Explore Red House

The north facing entrance to Red House

Commissioned by William Morris in 1859, Red House is considered one of the most influential buildings in domestic architecture history.


Our guided tours explain what makes this house special inside and out and tell the stories of the unconventional people who lived here. Or discover for yourself from 1.30pm.

Original fixtures and fittings

There is plenty of evidence of Red House's original owner and his friends. Look for outstanding wall paintings and stained glass by Edward Burne-Jones, glass painting and furniture designed by Morris and Philip Webb and embroidery made to cover the dining room walls by Morris's wife Jane and her sister.

Drawing room revealed

There have been some exciting discoveries in the drawing room. An accurate reproduction of the ceiling decoration has been possible and wall panels removed so visitors can experience the full effect of patterns below the vivid Edward Burne-Jones paintings. The final surprise was finding unknown very early Morris repeating floral designs above the settle.

Wall painting discovered
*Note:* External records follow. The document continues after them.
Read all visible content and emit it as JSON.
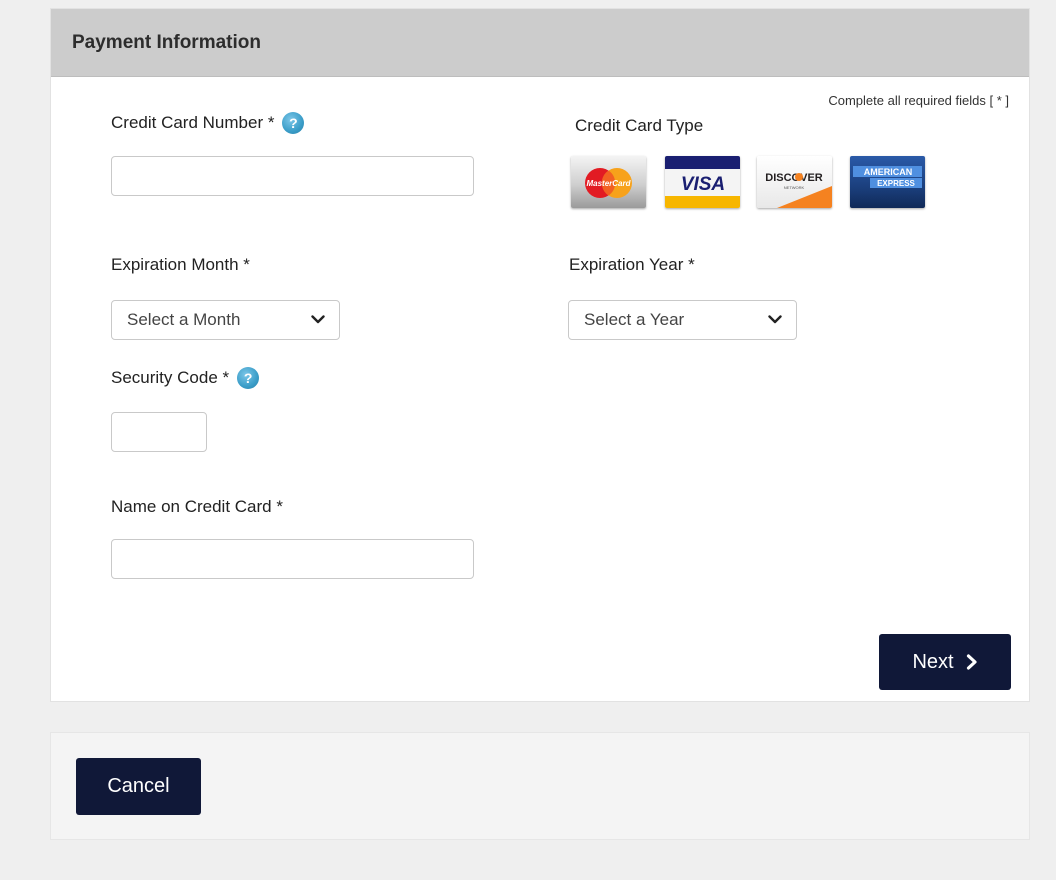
{
  "panel": {
    "title": "Payment Information",
    "required_note": "Complete all required fields [ * ]"
  },
  "fields": {
    "card_number": {
      "label": "Credit Card Number *",
      "value": "",
      "placeholder": ""
    },
    "card_type": {
      "label": "Credit Card Type"
    },
    "exp_month": {
      "label": "Expiration Month *",
      "selected": "Select a Month"
    },
    "exp_year": {
      "label": "Expiration Year *",
      "selected": "Select a Year"
    },
    "security_code": {
      "label": "Security Code *",
      "value": ""
    },
    "name_on_card": {
      "label": "Name on Credit Card *",
      "value": ""
    }
  },
  "help_icon": {
    "glyph": "?",
    "icon": "help-icon",
    "color": "#3a9dc8"
  },
  "card_logos": {
    "mastercard": {
      "text": "MasterCard"
    },
    "visa": {
      "text": "VISA"
    },
    "discover": {
      "text": "DISCOVER",
      "subtext": "NETWORK"
    },
    "amex": {
      "line1": "AMERICAN",
      "line2": "EXPRESS"
    }
  },
  "buttons": {
    "next": {
      "label": "Next",
      "icon": "chevron-right-icon",
      "color": "#101838"
    },
    "cancel": {
      "label": "Cancel",
      "color": "#101838"
    }
  }
}
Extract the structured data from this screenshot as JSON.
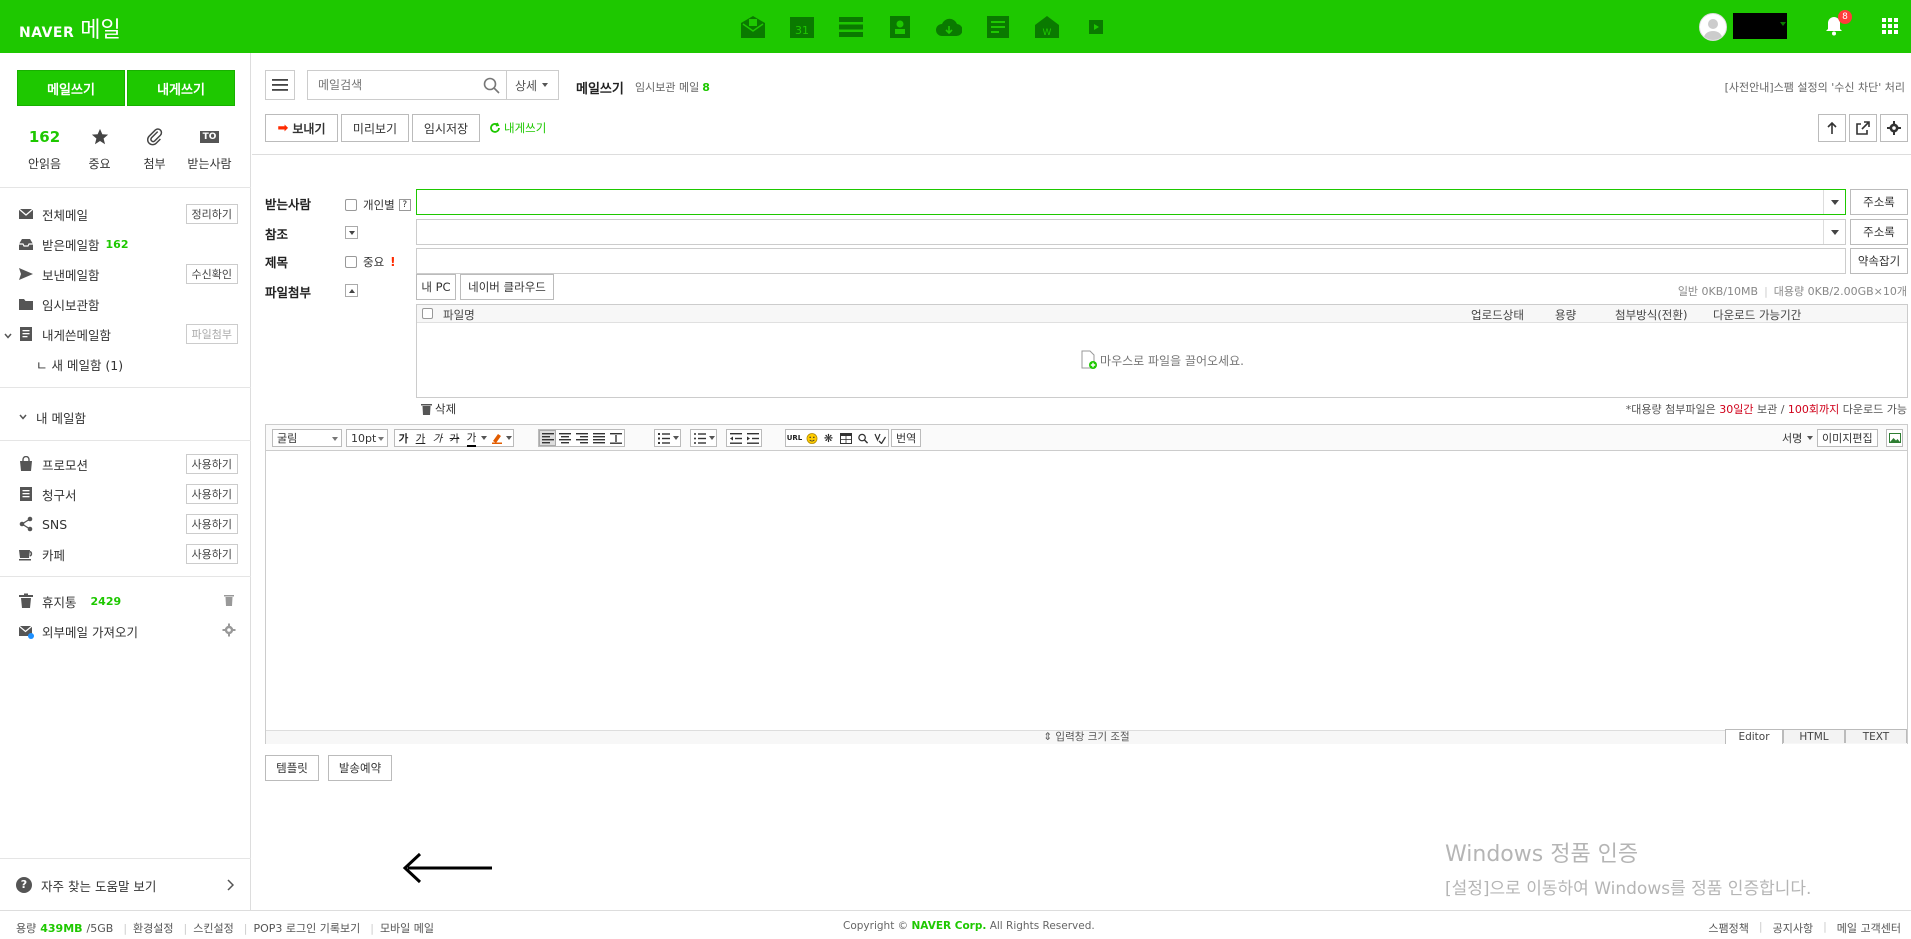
{
  "header": {
    "brand": "NAVER",
    "product": "메일",
    "notification_count": "8"
  },
  "sidebar": {
    "compose_label": "메일쓰기",
    "self_compose_label": "내게쓰기",
    "quick": [
      {
        "value": "162",
        "label": "안읽음"
      },
      {
        "label": "중요"
      },
      {
        "label": "첨부"
      },
      {
        "badge": "TO",
        "label": "받는사람"
      }
    ],
    "folders": [
      {
        "label": "전체메일",
        "button": "정리하기"
      },
      {
        "label": "받은메일함",
        "count": "162"
      },
      {
        "label": "보낸메일함",
        "button": "수신확인"
      },
      {
        "label": "임시보관함"
      },
      {
        "label": "내게쓴메일함",
        "button": "파일첨부"
      },
      {
        "label": "ㄴ 새 메일함 (1)"
      }
    ],
    "my_mailbox_label": "내 메일함",
    "apps": [
      {
        "label": "프로모션",
        "button": "사용하기"
      },
      {
        "label": "청구서",
        "button": "사용하기"
      },
      {
        "label": "SNS",
        "button": "사용하기"
      },
      {
        "label": "카페",
        "button": "사용하기"
      }
    ],
    "trash": {
      "label": "휴지통",
      "count": "2429"
    },
    "external": {
      "label": "외부메일 가져오기"
    },
    "help_label": "자주 찾는 도움말 보기"
  },
  "main": {
    "search_placeholder": "메일검색",
    "detail_label": "상세",
    "title": "메일쓰기",
    "draft_label": "임시보관 메일",
    "draft_count": "8",
    "notice": "[사전안내]스팸 설정의 '수신 차단' 처리",
    "toolbar": {
      "send": "보내기",
      "preview": "미리보기",
      "save": "임시저장",
      "self_write": "내게쓰기"
    },
    "form": {
      "to_label": "받는사람",
      "personal_label": "개인별",
      "help_mark": "?",
      "address_book": "주소록",
      "cc_label": "참조",
      "subject_label": "제목",
      "important_label": "중요",
      "important_mark": "!",
      "signature_btn": "약속잡기",
      "attach_label": "파일첨부",
      "my_pc": "내 PC",
      "cloud": "네이버 클라우드",
      "quota_normal": "일반 0KB/10MB",
      "quota_big": "대용량 0KB/2.00GB×10개"
    },
    "file_table": {
      "columns": [
        "파일명",
        "업로드상태",
        "용량",
        "첨부방식(전환)",
        "다운로드 가능기간"
      ],
      "drop_text": "마우스로 파일을 끌어오세요.",
      "delete": "삭제",
      "note_prefix": "*대용량 첨부파일은 ",
      "note_days": "30일간",
      "note_mid": " 보관 / ",
      "note_times": "100회까지",
      "note_suffix": " 다운로드 가능"
    },
    "editor": {
      "font": "굴림",
      "size": "10pt",
      "translate": "번역",
      "sign": "서명",
      "image_edit": "이미지편집",
      "resize": "입력창 크기 조절",
      "modes": [
        "Editor",
        "HTML",
        "TEXT"
      ]
    },
    "bottom": {
      "template": "템플릿",
      "schedule": "발송예약"
    }
  },
  "footer": {
    "usage_label": "용량",
    "usage_value": "439MB",
    "usage_total": "/5GB",
    "links_left": [
      "환경설정",
      "스킨설정",
      "POP3 로그인 기록보기",
      "모바일 메일"
    ],
    "copyright_prefix": "Copyright ©",
    "copyright_brand": "NAVER Corp.",
    "copyright_suffix": "All Rights Reserved.",
    "links_right": [
      "스팸정책",
      "공지사항",
      "메일 고객센터"
    ]
  },
  "watermark": {
    "line1": "Windows 정품 인증",
    "line2": "[설정]으로 이동하여 Windows를 정품 인증합니다."
  }
}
Hidden behind a wardrobe, an internationally significant Pre-Raphaelite wall painting was discovered. Figures from Genesis were drawn in Morris' bedroom by several of his famous friends who visited. Come and decide for yourself who they might have been.

Hall ceiling conserved

Scaffolding was needed to undertake the cleaning and conservation of the hall ceiling during the winter. 150 years’ worth of dirt was removed to show the brightly coloured decorative scheme to its best advantage. The ceiling clearly demonstrates the technique Morris used to ensure the repeating pattern was faithfully reproduced each time by asking his workmen to make pin pricks in the plaster.